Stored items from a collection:
BEGIN

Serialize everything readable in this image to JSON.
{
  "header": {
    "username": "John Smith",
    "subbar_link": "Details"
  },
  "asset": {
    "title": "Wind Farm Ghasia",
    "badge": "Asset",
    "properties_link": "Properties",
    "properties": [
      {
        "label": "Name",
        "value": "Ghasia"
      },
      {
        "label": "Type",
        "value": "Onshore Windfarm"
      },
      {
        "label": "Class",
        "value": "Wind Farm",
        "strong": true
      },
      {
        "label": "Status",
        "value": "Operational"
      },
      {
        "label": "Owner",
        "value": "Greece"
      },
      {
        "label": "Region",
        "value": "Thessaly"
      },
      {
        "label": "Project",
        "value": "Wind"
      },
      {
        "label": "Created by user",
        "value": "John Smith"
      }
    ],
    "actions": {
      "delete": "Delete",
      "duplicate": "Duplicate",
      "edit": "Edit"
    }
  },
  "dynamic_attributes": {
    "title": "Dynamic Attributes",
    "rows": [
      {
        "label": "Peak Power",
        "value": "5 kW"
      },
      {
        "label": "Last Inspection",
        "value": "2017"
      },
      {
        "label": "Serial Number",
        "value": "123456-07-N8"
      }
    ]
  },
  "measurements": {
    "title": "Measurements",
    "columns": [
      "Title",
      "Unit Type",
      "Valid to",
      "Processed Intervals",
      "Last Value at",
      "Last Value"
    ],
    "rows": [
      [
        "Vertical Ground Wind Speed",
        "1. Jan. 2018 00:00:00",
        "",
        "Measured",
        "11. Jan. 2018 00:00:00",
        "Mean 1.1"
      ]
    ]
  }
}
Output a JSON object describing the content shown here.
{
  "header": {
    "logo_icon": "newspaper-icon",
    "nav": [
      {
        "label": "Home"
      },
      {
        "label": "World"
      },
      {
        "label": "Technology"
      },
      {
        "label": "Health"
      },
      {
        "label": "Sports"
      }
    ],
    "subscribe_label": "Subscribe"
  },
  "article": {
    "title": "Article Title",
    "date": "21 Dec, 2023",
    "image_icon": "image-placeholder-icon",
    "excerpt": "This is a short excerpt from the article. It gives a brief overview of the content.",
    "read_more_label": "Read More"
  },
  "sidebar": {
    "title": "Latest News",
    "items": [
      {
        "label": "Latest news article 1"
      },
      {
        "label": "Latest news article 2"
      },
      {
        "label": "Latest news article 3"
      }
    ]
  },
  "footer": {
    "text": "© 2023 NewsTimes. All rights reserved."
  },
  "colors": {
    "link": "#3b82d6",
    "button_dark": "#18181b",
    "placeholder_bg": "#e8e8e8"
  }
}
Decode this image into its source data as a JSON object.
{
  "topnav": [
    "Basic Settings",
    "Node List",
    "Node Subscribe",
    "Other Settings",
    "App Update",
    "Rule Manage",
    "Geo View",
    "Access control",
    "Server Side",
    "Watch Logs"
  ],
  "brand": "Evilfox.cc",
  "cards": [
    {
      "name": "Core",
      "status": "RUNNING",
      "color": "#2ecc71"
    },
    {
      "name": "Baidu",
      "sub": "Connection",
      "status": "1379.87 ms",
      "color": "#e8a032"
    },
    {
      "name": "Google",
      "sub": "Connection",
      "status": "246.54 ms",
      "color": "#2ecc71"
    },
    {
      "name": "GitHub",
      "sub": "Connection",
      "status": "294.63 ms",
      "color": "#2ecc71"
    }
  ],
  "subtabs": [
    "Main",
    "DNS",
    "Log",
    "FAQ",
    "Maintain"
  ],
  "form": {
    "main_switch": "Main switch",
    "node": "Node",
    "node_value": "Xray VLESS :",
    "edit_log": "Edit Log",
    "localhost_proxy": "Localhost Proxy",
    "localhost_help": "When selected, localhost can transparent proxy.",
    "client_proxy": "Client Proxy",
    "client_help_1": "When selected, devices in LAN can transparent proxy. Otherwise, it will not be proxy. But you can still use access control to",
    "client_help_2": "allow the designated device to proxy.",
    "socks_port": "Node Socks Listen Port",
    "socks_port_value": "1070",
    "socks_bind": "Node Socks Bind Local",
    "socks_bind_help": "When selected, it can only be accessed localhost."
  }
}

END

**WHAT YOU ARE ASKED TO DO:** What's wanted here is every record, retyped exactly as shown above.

**THE COMPLETED TASK:**
Serialize everything readable in this image to JSON.
{
  "header": {
    "username": "John Smith",
    "subbar_link": "Details"
  },
  "asset": {
    "title": "Wind Farm Ghasia",
    "badge": "Asset",
    "properties_link": "Properties",
    "properties": [
      {
        "label": "Name",
        "value": "Ghasia"
      },
      {
        "label": "Type",
        "value": "Onshore Windfarm"
      },
      {
        "label": "Class",
        "value": "Wind Farm",
        "strong": true
      },
      {
        "label": "Status",
        "value": "Operational"
      },
      {
        "label": "Owner",
        "value": "Greece"
      },
      {
        "label": "Region",
        "value": "Thessaly"
      },
      {
        "label": "Project",
        "value": "Wind"
      },
      {
        "label": "Created by user",
        "value": "John Smith"
      }
    ],
    "actions": {
      "delete": "Delete",
      "duplicate": "Duplicate",
      "edit": "Edit"
    }
  },
  "dynamic_attributes": {
    "title": "Dynamic Attributes",
    "rows": [
      {
        "label": "Peak Power",
        "value": "5 kW"
      },
      {
        "label": "Last Inspection",
        "value": "2017"
      },
      {
        "label": "Serial Number",
        "value": "123456-07-N8"
      }
    ]
  },
  "measurements": {
    "title": "Measurements",
    "columns": [
      "Title",
      "Unit Type",
      "Valid to",
      "Processed Intervals",
      "Last Value at",
      "Last Value"
    ],
    "rows": [
      [
        "Vertical Ground Wind Speed",
        "1. Jan. 2018 00:00:00",
        "",
        "Measured",
        "11. Jan. 2018 00:00:00",
        "Mean 1.1"
      ]
    ]
  }
}
Output a JSON object describing the content shown here.
{
  "header": {
    "logo_icon": "newspaper-icon",
    "nav": [
      {
        "label": "Home"
      },
      {
        "label": "World"
      },
      {
        "label": "Technology"
      },
      {
        "label": "Health"
      },
      {
        "label": "Sports"
      }
    ],
    "subscribe_label": "Subscribe"
  },
  "article": {
    "title": "Article Title",
    "date": "21 Dec, 2023",
    "image_icon": "image-placeholder-icon",
    "excerpt": "This is a short excerpt from the article. It gives a brief overview of the content.",
    "read_more_label": "Read More"
  },
  "sidebar": {
    "title": "Latest News",
    "items": [
      {
        "label": "Latest news article 1"
      },
      {
        "label": "Latest news article 2"
      },
      {
        "label": "Latest news article 3"
      }
    ]
  },
  "footer": {
    "text": "© 2023 NewsTimes. All rights reserved."
  },
  "colors": {
    "link": "#3b82d6",
    "button_dark": "#18181b",
    "placeholder_bg": "#e8e8e8"
  }
}
Decode this image into its source data as a JSON object.
{
  "topnav": [
    "Basic Settings",
    "Node List",
    "Node Subscribe",
    "Other Settings",
    "App Update",
    "Rule Manage",
    "Geo View",
    "Access control",
    "Server Side",
    "Watch Logs"
  ],
  "brand": "Evilfox.cc",
  "cards": [
    {
      "name": "Core",
      "status": "RUNNING",
      "color": "#2ecc71"
    },
    {
      "name": "Baidu",
      "sub": "Connection",
      "status": "1379.87 ms",
      "color": "#e8a032"
    },
    {
      "name": "Google",
      "sub": "Connection",
      "status": "246.54 ms",
      "color": "#2ecc71"
    },
    {
      "name": "GitHub",
      "sub": "Connection",
      "status": "294.63 ms",
      "color": "#2ecc71"
    }
  ],
  "subtabs": [
    "Main",
    "DNS",
    "Log",
    "FAQ",
    "Maintain"
  ],
  "form": {
    "main_switch": "Main switch",
    "node": "Node",
    "node_value": "Xray VLESS :",
    "edit_log": "Edit Log",
    "localhost_proxy": "Localhost Proxy",
    "localhost_help": "When selected, localhost can transparent proxy.",
    "client_proxy": "Client Proxy",
    "client_help_1": "When selected, devices in LAN can transparent proxy. Otherwise, it will not be proxy. But you can still use access control to",
    "client_help_2": "allow the designated device to proxy.",
    "socks_port": "Node Socks Listen Port",
    "socks_port_value": "1070",
    "socks_bind": "Node Socks Bind Local",
    "socks_bind_help": "When selected, it can only be accessed localhost."
  }
}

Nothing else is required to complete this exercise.